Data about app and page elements
_ _ _ _ _

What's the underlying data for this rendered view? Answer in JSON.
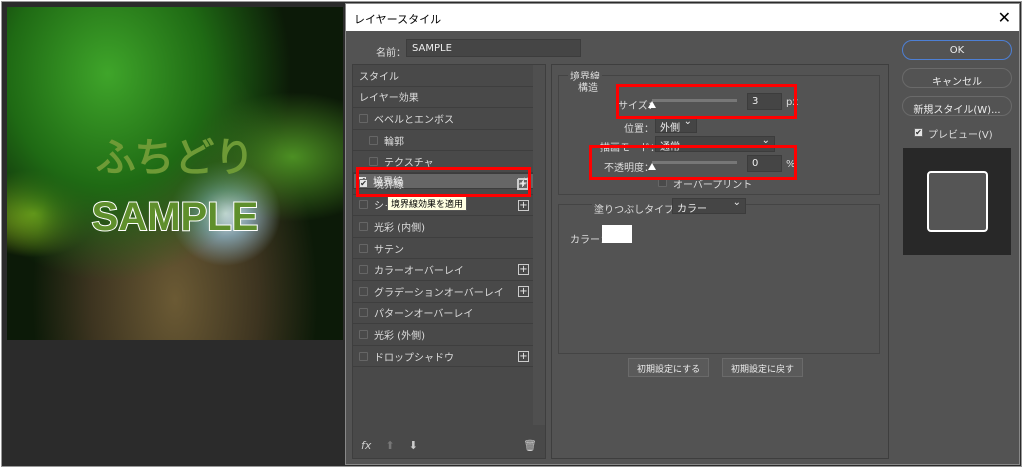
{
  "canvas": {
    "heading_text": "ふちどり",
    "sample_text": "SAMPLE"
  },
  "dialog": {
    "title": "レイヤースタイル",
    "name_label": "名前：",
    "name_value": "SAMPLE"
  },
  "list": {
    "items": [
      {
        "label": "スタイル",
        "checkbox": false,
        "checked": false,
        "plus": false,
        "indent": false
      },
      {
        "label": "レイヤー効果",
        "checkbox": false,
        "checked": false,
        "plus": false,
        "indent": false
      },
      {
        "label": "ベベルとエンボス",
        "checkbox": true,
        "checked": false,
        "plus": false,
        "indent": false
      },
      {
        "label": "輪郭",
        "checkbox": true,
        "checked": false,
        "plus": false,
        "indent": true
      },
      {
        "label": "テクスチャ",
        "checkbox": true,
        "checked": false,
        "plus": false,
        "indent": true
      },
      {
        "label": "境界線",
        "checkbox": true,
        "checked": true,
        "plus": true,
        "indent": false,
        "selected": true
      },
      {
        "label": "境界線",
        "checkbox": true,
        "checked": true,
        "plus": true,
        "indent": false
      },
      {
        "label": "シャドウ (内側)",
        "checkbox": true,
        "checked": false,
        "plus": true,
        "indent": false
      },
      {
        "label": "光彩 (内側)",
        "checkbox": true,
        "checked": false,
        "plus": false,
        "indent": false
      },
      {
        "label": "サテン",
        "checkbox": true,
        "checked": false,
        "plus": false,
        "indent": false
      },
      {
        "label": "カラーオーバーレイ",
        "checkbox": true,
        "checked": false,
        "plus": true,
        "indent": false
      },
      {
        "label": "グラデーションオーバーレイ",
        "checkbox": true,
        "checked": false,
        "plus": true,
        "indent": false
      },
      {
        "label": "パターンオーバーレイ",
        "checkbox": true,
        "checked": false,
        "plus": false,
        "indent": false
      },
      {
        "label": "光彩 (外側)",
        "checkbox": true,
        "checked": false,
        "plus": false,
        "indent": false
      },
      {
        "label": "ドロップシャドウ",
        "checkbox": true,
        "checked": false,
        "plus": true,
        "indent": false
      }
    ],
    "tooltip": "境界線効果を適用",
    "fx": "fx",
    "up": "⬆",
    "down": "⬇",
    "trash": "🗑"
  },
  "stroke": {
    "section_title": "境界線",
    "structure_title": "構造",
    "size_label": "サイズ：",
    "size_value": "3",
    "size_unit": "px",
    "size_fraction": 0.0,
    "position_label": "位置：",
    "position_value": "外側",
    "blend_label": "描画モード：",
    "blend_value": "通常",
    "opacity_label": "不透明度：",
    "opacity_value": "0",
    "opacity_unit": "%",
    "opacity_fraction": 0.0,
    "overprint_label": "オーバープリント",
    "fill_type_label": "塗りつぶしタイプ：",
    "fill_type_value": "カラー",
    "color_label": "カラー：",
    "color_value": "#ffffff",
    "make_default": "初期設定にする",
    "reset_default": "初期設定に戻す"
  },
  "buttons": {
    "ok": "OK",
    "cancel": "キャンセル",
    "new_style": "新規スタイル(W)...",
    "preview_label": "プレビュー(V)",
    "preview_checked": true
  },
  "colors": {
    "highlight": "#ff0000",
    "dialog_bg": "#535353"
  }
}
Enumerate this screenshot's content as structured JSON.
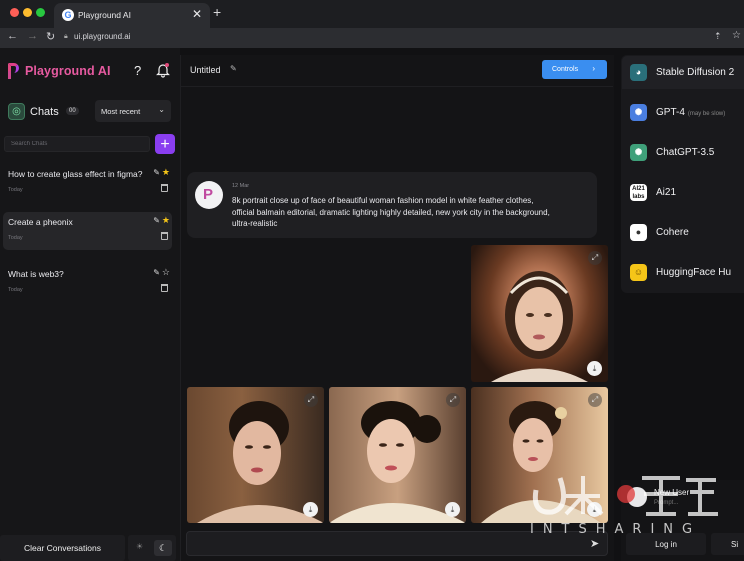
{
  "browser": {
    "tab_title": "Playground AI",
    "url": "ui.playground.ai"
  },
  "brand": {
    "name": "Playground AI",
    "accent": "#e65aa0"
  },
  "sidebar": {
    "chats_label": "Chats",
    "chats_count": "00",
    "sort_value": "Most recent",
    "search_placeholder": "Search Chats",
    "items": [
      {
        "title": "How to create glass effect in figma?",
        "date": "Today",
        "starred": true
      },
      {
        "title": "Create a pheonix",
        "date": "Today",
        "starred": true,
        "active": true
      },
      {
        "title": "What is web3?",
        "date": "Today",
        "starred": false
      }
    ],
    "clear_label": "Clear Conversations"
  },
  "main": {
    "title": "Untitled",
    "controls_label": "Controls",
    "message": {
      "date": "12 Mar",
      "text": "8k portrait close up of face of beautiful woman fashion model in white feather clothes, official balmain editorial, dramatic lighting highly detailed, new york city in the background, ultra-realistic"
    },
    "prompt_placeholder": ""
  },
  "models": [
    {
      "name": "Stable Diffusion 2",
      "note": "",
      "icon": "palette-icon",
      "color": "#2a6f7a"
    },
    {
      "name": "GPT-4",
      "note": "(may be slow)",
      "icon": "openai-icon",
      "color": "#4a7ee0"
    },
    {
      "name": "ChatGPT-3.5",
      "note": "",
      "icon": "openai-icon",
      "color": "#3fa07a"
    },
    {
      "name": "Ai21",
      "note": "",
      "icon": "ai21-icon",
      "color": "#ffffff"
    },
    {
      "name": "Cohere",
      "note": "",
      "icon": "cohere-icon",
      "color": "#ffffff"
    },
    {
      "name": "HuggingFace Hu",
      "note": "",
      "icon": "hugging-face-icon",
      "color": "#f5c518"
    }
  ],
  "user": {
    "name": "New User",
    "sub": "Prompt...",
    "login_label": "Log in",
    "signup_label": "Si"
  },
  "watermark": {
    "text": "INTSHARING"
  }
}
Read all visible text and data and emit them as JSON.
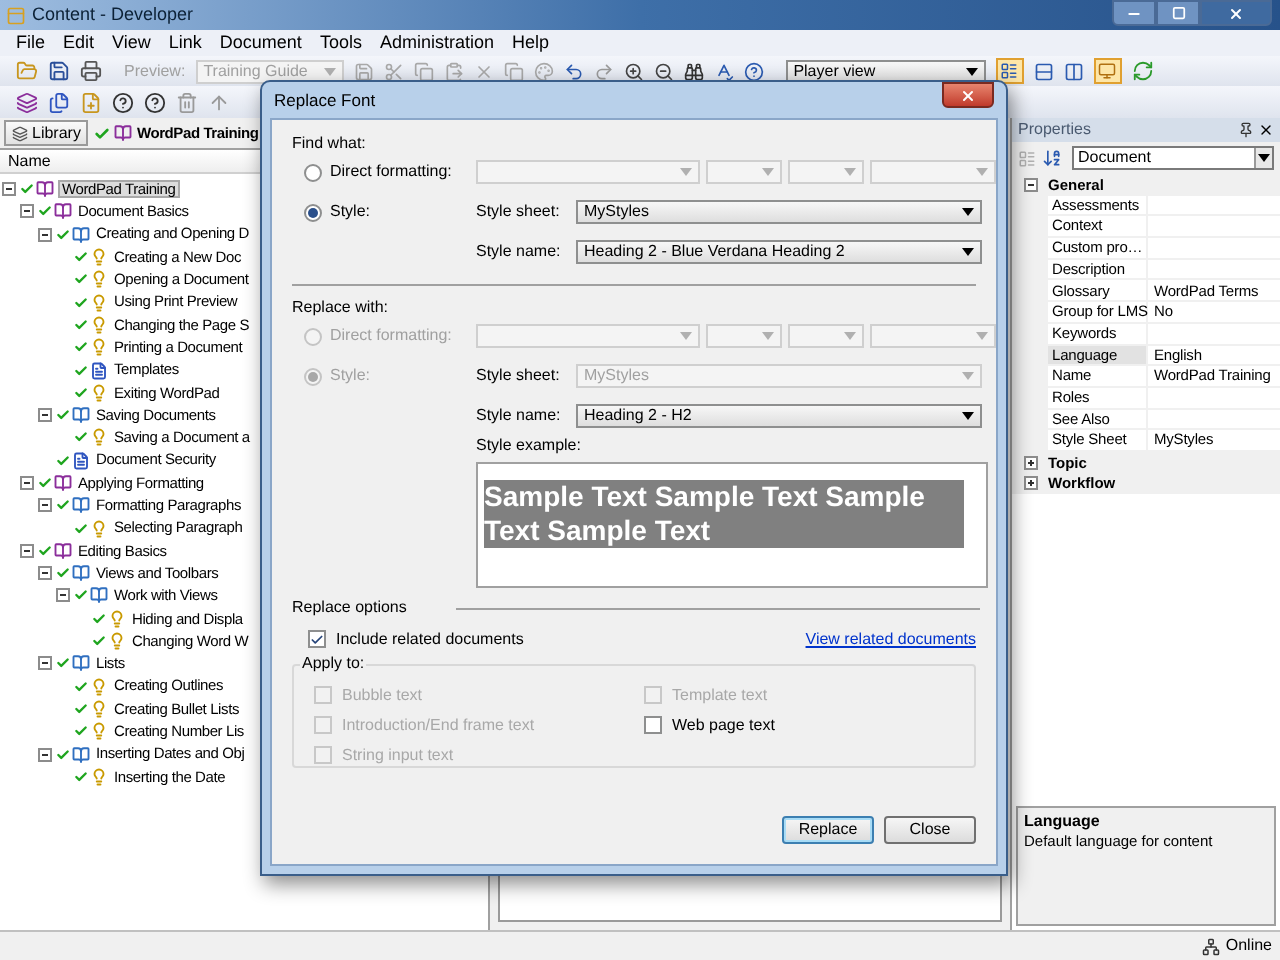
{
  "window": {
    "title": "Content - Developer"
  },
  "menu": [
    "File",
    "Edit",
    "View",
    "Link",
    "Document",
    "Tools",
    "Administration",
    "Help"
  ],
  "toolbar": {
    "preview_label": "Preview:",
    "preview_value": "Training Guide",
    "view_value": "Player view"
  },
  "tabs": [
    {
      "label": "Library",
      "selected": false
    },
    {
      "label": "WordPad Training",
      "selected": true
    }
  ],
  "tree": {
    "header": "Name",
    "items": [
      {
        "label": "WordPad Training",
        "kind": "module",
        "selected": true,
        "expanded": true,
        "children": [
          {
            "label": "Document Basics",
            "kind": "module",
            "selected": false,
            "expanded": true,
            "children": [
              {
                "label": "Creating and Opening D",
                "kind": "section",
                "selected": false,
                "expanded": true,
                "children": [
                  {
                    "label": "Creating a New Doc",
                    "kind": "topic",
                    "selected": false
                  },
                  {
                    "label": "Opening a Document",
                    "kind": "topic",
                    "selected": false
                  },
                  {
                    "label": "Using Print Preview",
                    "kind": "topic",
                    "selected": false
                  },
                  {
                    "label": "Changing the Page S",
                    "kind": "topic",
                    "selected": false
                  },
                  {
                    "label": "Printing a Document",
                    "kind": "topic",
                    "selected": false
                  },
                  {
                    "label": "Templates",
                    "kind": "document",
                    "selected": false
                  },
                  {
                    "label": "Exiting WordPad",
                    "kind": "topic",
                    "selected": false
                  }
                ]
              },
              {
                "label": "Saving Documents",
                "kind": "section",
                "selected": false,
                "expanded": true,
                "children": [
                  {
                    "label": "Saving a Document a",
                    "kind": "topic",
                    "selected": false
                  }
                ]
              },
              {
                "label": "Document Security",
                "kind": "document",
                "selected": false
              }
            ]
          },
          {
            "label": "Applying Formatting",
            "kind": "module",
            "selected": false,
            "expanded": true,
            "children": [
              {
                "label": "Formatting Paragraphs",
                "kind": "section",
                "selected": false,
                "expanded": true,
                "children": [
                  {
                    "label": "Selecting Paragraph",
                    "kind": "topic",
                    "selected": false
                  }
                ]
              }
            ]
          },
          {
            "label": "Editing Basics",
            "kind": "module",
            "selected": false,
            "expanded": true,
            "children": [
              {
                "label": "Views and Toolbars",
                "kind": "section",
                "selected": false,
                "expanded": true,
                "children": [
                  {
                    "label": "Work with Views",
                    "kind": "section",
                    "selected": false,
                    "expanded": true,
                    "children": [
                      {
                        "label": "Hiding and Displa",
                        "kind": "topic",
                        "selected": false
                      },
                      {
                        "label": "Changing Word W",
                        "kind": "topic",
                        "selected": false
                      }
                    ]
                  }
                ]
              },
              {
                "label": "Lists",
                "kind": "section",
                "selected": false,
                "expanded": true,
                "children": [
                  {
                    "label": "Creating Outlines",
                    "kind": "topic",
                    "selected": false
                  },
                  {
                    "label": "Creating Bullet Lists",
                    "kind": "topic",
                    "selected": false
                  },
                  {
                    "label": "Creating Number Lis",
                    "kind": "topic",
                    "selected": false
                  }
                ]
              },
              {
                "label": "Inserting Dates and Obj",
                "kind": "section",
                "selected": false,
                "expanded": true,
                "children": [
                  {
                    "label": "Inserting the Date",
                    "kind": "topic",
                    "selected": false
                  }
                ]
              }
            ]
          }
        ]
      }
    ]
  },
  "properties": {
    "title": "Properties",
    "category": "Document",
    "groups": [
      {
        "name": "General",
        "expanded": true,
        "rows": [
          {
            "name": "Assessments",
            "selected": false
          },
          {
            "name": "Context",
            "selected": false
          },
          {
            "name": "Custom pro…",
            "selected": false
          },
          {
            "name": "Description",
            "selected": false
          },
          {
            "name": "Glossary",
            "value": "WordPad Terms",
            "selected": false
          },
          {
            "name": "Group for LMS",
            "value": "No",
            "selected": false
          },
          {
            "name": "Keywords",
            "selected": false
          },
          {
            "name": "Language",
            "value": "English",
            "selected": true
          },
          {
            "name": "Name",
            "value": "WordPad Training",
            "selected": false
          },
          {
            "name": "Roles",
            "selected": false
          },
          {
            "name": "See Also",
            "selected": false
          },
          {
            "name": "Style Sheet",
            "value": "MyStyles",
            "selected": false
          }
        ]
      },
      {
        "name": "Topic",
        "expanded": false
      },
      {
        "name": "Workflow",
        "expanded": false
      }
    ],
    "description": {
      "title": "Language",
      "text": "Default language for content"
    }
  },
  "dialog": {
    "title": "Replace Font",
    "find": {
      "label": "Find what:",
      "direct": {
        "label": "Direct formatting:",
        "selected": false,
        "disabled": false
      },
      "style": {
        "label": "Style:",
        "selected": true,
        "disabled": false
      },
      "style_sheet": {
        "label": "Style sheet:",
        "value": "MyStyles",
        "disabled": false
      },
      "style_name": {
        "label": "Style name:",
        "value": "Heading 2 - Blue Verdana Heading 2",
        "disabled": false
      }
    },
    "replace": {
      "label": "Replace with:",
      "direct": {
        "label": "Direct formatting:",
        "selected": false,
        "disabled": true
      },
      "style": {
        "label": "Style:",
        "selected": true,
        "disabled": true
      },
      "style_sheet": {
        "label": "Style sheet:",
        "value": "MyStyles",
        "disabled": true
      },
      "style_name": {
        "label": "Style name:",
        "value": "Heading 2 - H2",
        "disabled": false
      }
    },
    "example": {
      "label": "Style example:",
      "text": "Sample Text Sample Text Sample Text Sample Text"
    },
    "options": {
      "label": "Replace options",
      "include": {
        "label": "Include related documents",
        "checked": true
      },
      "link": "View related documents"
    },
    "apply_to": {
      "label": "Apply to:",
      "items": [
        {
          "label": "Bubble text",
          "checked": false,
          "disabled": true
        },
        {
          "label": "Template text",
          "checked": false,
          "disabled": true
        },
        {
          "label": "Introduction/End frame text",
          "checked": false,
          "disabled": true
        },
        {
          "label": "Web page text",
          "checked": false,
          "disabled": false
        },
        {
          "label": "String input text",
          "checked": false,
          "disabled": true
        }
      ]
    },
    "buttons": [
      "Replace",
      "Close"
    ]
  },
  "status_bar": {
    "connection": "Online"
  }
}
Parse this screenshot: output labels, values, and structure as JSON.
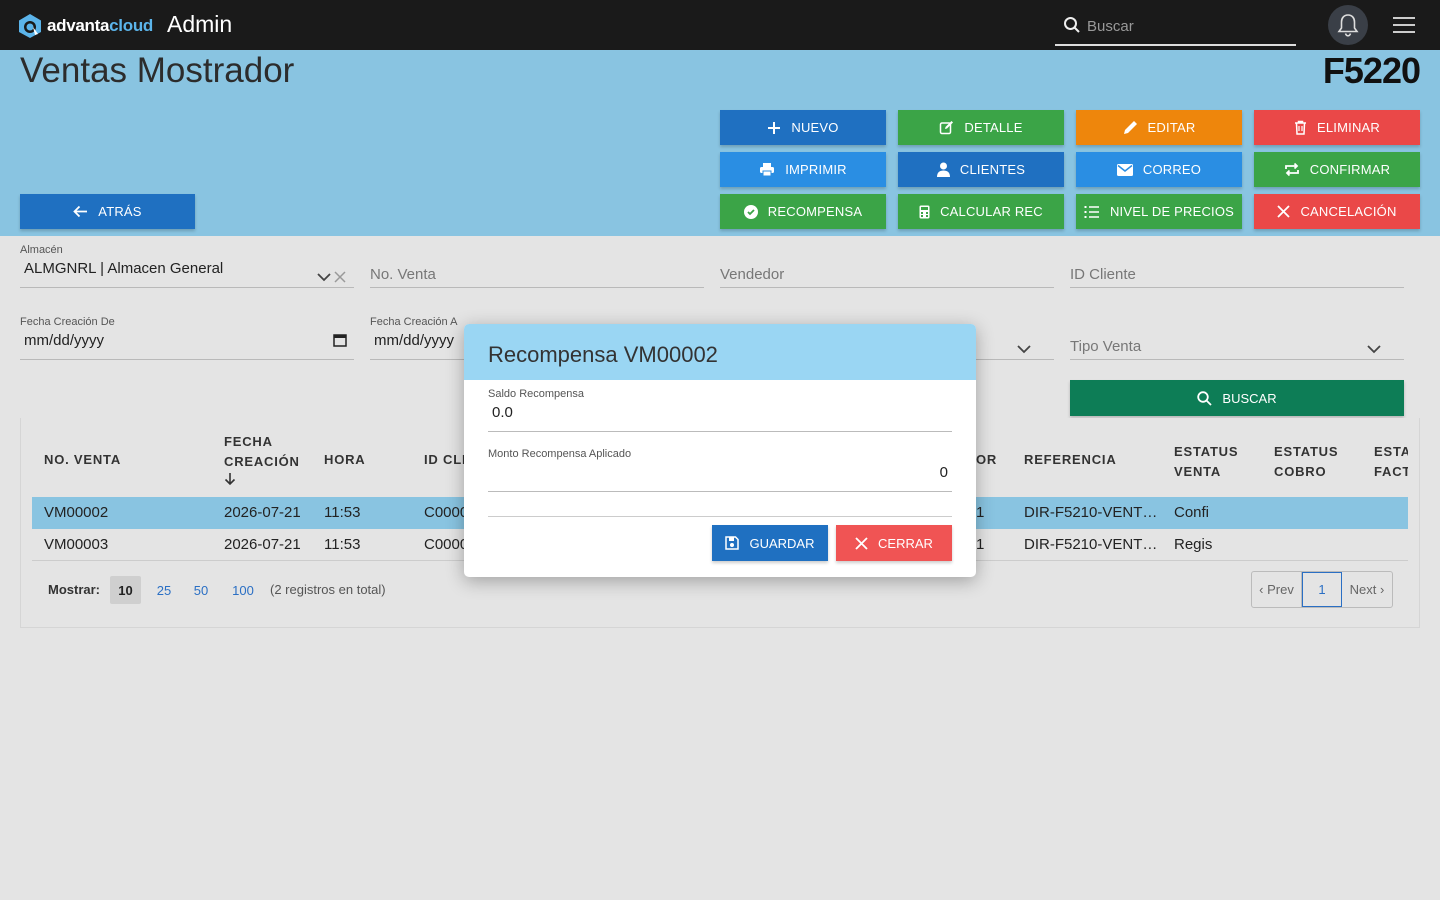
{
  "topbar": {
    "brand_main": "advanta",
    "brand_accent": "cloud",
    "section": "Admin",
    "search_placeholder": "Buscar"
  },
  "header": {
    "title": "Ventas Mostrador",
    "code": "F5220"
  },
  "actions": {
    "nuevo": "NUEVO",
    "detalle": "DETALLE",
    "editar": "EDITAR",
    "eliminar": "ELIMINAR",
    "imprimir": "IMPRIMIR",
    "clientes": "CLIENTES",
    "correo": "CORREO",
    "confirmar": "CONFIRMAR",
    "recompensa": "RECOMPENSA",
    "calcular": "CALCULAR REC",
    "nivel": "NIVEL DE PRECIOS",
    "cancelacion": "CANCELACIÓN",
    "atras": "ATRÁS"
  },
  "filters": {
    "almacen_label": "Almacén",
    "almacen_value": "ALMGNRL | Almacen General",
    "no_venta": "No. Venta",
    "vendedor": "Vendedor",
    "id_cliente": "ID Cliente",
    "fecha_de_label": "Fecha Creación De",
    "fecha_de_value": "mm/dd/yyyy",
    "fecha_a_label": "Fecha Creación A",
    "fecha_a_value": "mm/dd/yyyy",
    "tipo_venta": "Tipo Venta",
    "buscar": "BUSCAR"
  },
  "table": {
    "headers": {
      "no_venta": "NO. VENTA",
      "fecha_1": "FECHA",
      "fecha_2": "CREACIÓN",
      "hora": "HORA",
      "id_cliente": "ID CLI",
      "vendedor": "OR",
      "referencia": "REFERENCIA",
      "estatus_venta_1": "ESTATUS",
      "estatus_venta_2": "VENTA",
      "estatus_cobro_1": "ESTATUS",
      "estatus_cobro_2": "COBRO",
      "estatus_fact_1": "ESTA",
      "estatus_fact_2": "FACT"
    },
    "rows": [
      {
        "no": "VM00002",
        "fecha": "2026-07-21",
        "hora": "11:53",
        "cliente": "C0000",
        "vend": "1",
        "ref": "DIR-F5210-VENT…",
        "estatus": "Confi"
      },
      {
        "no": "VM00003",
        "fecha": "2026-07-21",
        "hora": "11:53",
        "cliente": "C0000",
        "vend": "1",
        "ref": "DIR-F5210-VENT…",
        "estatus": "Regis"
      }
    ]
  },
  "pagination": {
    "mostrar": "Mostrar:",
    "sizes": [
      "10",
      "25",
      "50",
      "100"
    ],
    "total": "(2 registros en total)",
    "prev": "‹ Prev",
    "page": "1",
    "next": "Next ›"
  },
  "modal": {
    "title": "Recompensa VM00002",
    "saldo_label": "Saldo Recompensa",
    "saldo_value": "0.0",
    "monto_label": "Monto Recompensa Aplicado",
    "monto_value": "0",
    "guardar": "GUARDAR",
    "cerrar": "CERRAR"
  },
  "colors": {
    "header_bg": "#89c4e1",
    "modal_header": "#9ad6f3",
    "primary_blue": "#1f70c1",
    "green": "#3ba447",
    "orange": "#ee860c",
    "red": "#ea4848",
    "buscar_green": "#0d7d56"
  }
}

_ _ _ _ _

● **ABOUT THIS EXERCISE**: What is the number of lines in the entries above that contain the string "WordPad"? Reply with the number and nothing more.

● **EXERCISE RESPONSE**: 5